Azaleas and dogwoods bursting into flowers are a spot-on indicator that spring has arrived in South Carolina. In the Pee Dee town of Hartsville, you can also count on the sounds of banjos blooming as a surefire sign the season is upon us.
Since 1998, the fourth weekend in March has been reserved for RenoFest, a three-day celebration that heralds springtime and the start of the nation’s bluegrass festival season. Set in the charming town of Hartsville, the festival draws master pickers and crooners from across the country, as well as legions of fans eager to shake off the winter doldrums and set loose their happy feet. The vintage Center Theater is the primary concert and competition setting, with a variety of jam sessions ongoing at cafes and other venues throughout downtown.
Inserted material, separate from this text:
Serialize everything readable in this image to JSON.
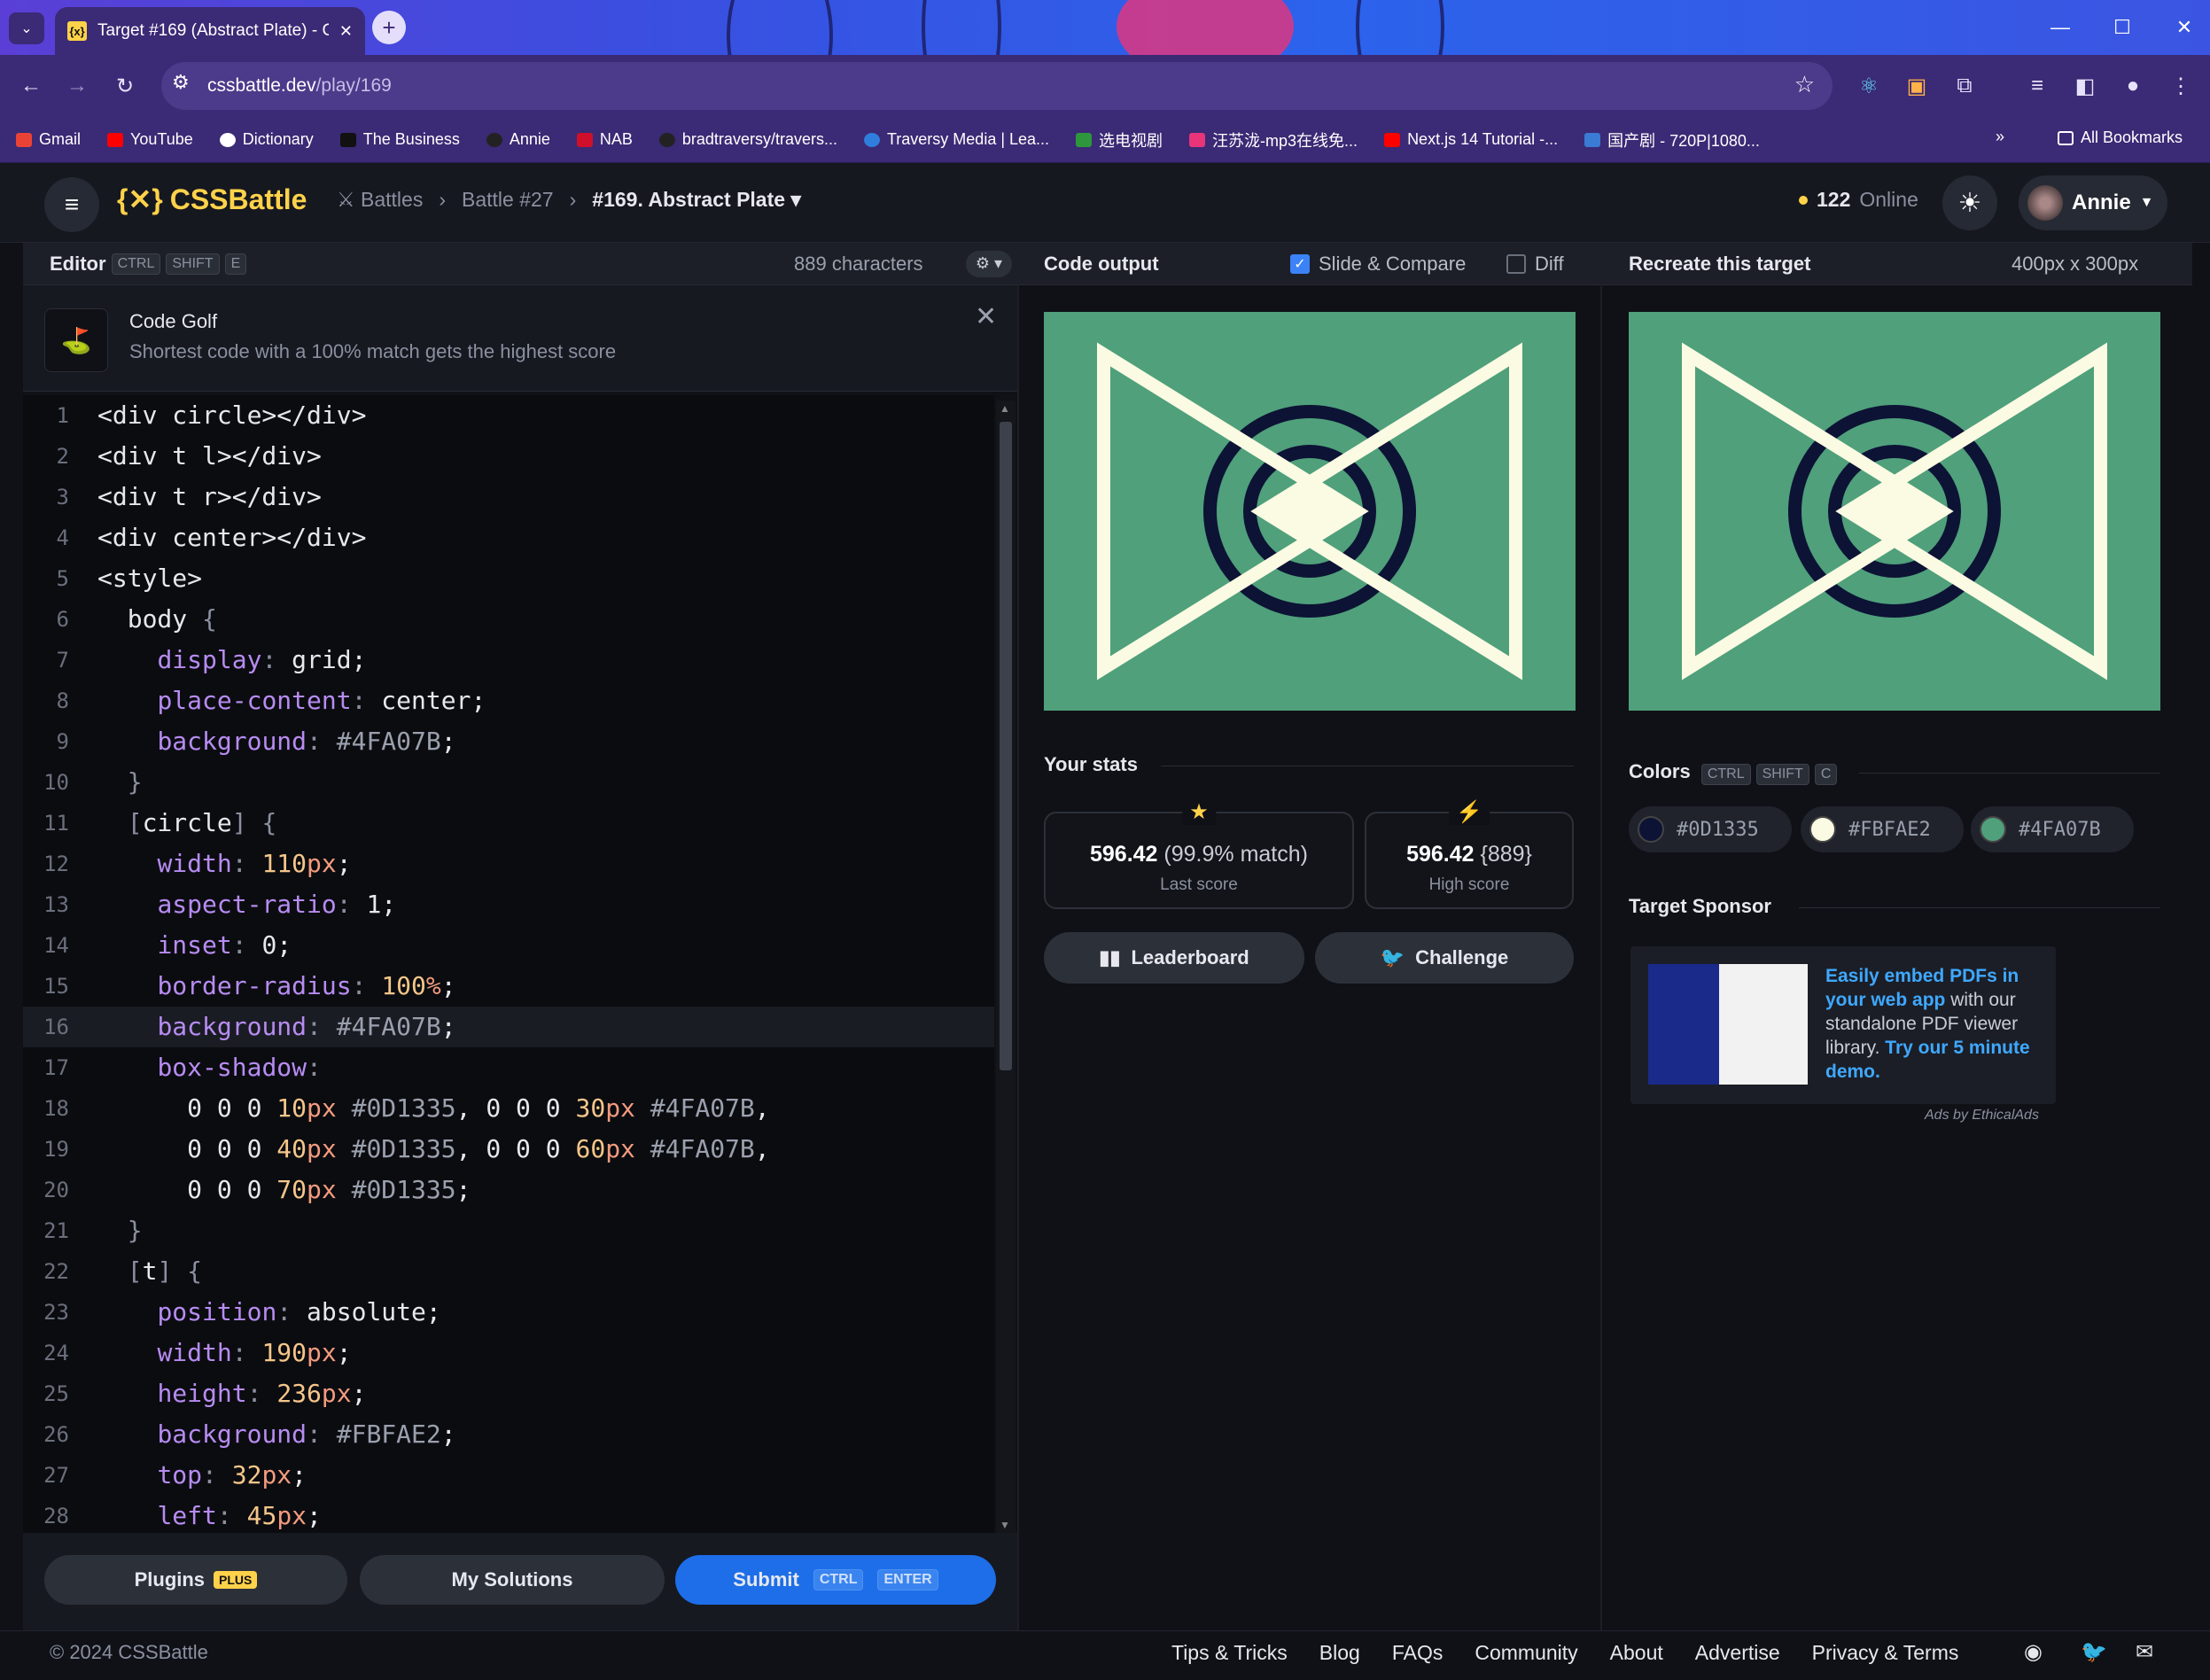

The award-winning festival – previously named “Event of the Year” by the South Carolina Festival and Event Association – began as a one-day tribute to bluegrass great Ronnie Reno. A South Carolina native, the songwriter, singer and instrumentalist was credited with launching the bluegrass festival movement after initiating a Grand Ole Opry backstage jam with Bill Monroe and a host of other greats. The musicians were invited to do an encore in Virginia, the crowd went crazy and bluegrass gatherings began sprouting up across the country, particularly in the South. In the ensuing years, Reno made his mark on the bluegrass landscape with such celebrated tunes as the foot-stomping, hand-clapping “Dueling Banjos,” featured in the film “Deliverance.” That kind of fancy finger-work has rightly earned him the title “King of the Flatpickers.”
Coming to Hartsville is like coming home for Reno, who played the Center Theater with Red Smiley in the duo’s heyday. With his current band, The Reno Tradition, he continues to headline the festival, which has also featured the likes of national talent such as The Grascals, Flatt Lonesome, Claire Lynch and others in recent years. At the heart of the celebration is the SC State Championship Contest for best bluegrass band, guitarist and banjo player. Bluegrass aficionados turn out annually to cheer musicians from across the country as they vie for the coveted state titles.
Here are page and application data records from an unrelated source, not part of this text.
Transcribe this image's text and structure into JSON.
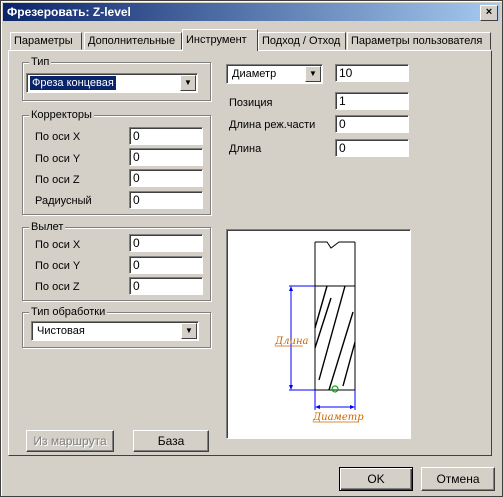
{
  "window": {
    "title": "Фрезеровать: Z-level",
    "close": "×"
  },
  "tabs": [
    {
      "label": "Параметры"
    },
    {
      "label": "Дополнительные"
    },
    {
      "label": "Инструмент"
    },
    {
      "label": "Подход / Отход"
    },
    {
      "label": "Параметры пользователя"
    }
  ],
  "type_group": {
    "title": "Тип",
    "value": "Фреза концевая"
  },
  "correctors": {
    "title": "Корректоры",
    "rows": [
      {
        "label": "По оси X",
        "value": "0"
      },
      {
        "label": "По оси Y",
        "value": "0"
      },
      {
        "label": "По оси Z",
        "value": "0"
      },
      {
        "label": "Радиусный",
        "value": "0"
      }
    ]
  },
  "overhang": {
    "title": "Вылет",
    "rows": [
      {
        "label": "По оси X",
        "value": "0"
      },
      {
        "label": "По оси Y",
        "value": "0"
      },
      {
        "label": "По оси Z",
        "value": "0"
      }
    ]
  },
  "processing": {
    "title": "Тип обработки",
    "value": "Чистовая"
  },
  "params": {
    "dimension_select": "Диаметр",
    "dimension_value": "10",
    "position_label": "Позиция",
    "position_value": "1",
    "cut_length_label": "Длина реж.части",
    "cut_length_value": "0",
    "length_label": "Длина",
    "length_value": "0"
  },
  "preview": {
    "length_caption": "Длина",
    "diameter_caption": "Диаметр"
  },
  "buttons": {
    "from_route": "Из маршрута",
    "base": "База",
    "ok": "OK",
    "cancel": "Отмена"
  }
}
To secure a spot at the competitions and headline concerts at Center Theater, buy tickets early online as the venue fills up quickly. There is also plenty of free bluegrass entertainment featuring local and regional acts performing during the outdoor hoedown as well as other downtown venues. And if you play, don’t forget to show up with your bluegrass instrument – several area businesses keep late-night hours on festival weekend for impromptu jam sessions. Grab your pick and join in the fun!